Skip to main content

Incessant scandals threaten US-Russia progress on Syria

Moscow and Washington will need to safeguard any progress in their relations against fresh controversies and those opposed to cooperation.
Read in 

MOSCOW — No sooner had Presidents Vladimir Putin and Donald Trump had their first face-to-face encounter, July 7 at the G-20 summit in Hamburg, than a new Russia-themed scandal engulfed Washington. Natalia Veselnitskaya, a Russian lawyer who had met with Donald Trump Jr. on June 9, 2016, may not have been sent by the Kremlin, as some Moscow insiders argue. However, the scrutiny of the meeting limits the Trump administration in its dealings with Russia, presumably affecting agreements reached in Hamburg, including on Syria. To understand why, one must take into account a number of contextual and structural factors in Russian foreign policymaking and current US-Russia relations in general.

Asked what Russia made of the allegations of collusion involving the US president’s campaign and his son, Russian Foreign Minister Sergey Lavrov said he had learned about the story from TV reports. “This morning, when I turned on the TV, all the Western TV channels were discussing that. It is amazing how serious people can blow things out of proportion,” he remarked.

Access the Middle East news and analysis you can trust

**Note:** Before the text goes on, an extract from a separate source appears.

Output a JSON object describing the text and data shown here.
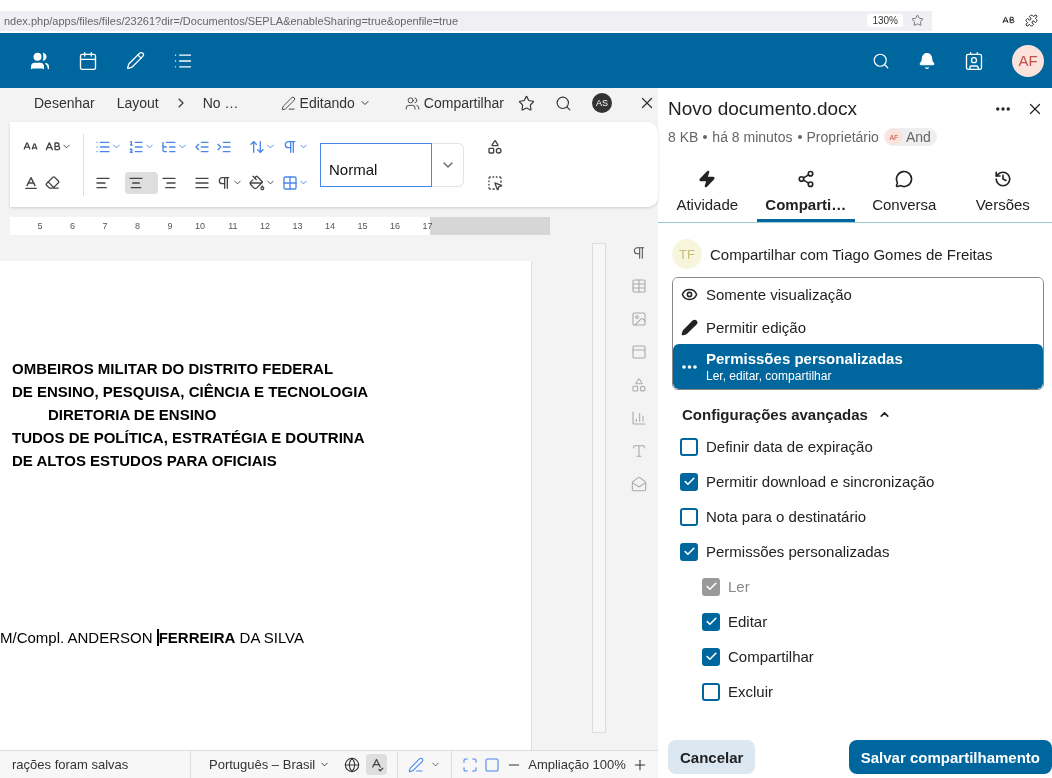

Join our community of Middle East readers to experience all of Al-Monitor, including 24/7 news, analyses, memos, reports and newsletters.


Only $100 per year.